DATASET ENTRIES =>
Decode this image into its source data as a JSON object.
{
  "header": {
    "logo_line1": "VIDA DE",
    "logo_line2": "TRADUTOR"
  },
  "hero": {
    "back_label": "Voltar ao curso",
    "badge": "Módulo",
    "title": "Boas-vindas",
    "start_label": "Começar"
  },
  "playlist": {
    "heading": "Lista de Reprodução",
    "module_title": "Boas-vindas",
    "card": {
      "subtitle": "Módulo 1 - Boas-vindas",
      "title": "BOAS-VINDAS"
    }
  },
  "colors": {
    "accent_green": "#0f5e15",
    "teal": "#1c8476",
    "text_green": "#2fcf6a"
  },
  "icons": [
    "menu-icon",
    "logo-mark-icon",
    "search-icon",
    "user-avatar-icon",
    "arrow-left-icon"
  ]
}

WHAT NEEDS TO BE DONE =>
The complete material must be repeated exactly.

ANSWER SPACE =>
Decode this image into its source data as a JSON object.
{
  "header": {
    "logo_line1": "VIDA DE",
    "logo_line2": "TRADUTOR"
  },
  "hero": {
    "back_label": "Voltar ao curso",
    "badge": "Módulo",
    "title": "Boas-vindas",
    "start_label": "Começar"
  },
  "playlist": {
    "heading": "Lista de Reprodução",
    "module_title": "Boas-vindas",
    "card": {
      "subtitle": "Módulo 1 - Boas-vindas",
      "title": "BOAS-VINDAS"
    }
  },
  "colors": {
    "accent_green": "#0f5e15",
    "teal": "#1c8476",
    "text_green": "#2fcf6a"
  },
  "icons": [
    "menu-icon",
    "logo-mark-icon",
    "search-icon",
    "user-avatar-icon",
    "arrow-left-icon"
  ]
}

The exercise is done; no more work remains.